2010 is designated the European Year for Combating Poverty and Social Exclusion, with civil society groups and various governmental agencies aiming to boost cooperative efforts. In spite of longstanding pledges by leaders to make an impact reducing poverty, an estimated 80 million Europeans today live with it.
Charity workers across the EU are in the front lines every year. Euronews went out with a team in Brussels, and heard from a few of the people they help.
One said: “I got into money trouble… after my grandad died. I haven’t got a fixed home any more.”
Another confided: “All my family are dead. I don’t have anyone left. There’s no one for me to turn to.”
Exclusion from society does not only affect individuals’ wellbeing; it has a cumulative affect on society’s economic development. Exclusion cuts people adrift.

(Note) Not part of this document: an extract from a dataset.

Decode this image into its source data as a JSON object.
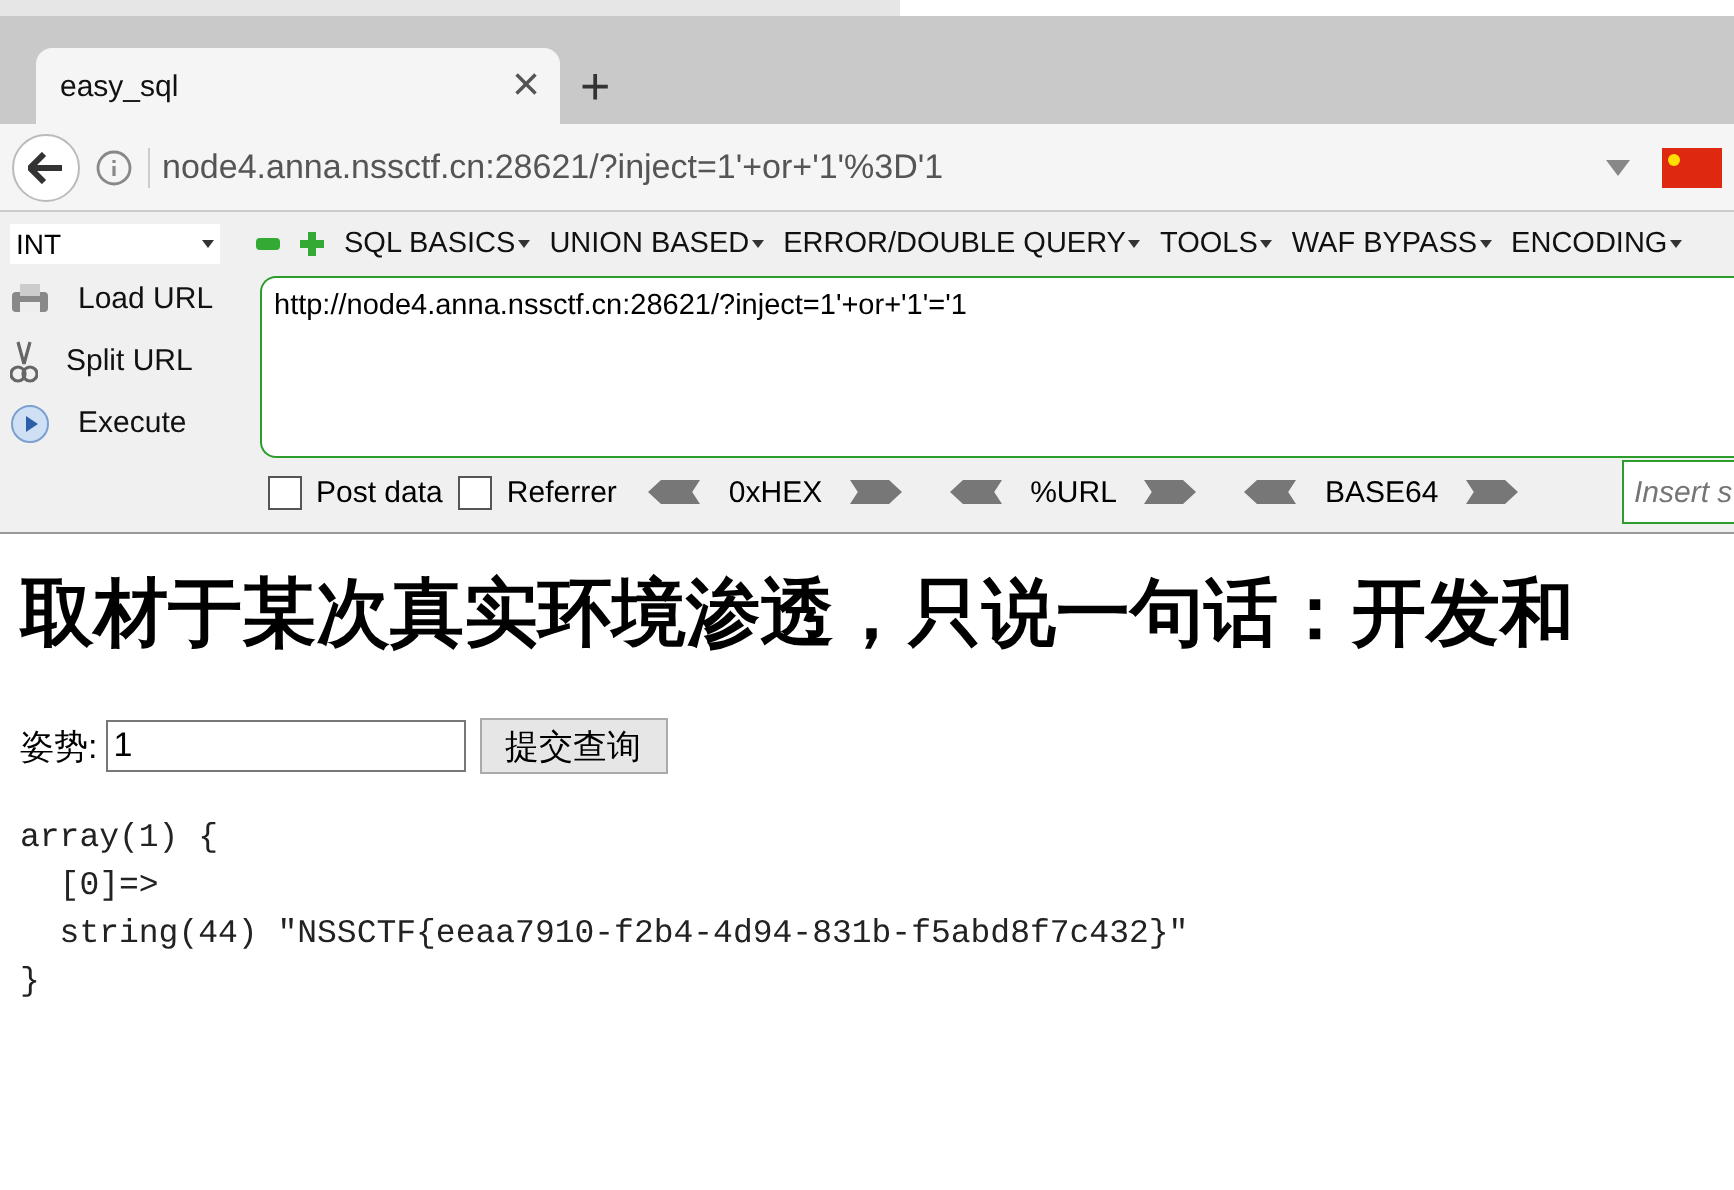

Nicolas Dermine, with ‘Samu social de Bruxelles’, said: “Since the economic crisis struck, and maybe before it, we’ve started to see quite a change among the homeless, finding more street people coming from France, Spain and Holland…”
The European Union Year against poverty will be launched officially on 21 January, in Madrid, at a high-level conference organised by the Spanish EU presidency and the European Commission.
The Fourth World social distress assistance movement ‘ATD Quart Monde’, as part of its programme, promotes dialogue between poor people and others who have not experienced poverty.
ATD Quart Monde’s Régis De Muylder said: “People who live in poverty today have more difficulty than they did ten years ago getting access to fundamental rights, whether it’s housing, education or healthcare.”
In targeted awareness campaigns, the EU is stressing the importance of collective responsibility. According to Brussels, 19 million European children are exposed to the risks of poverty.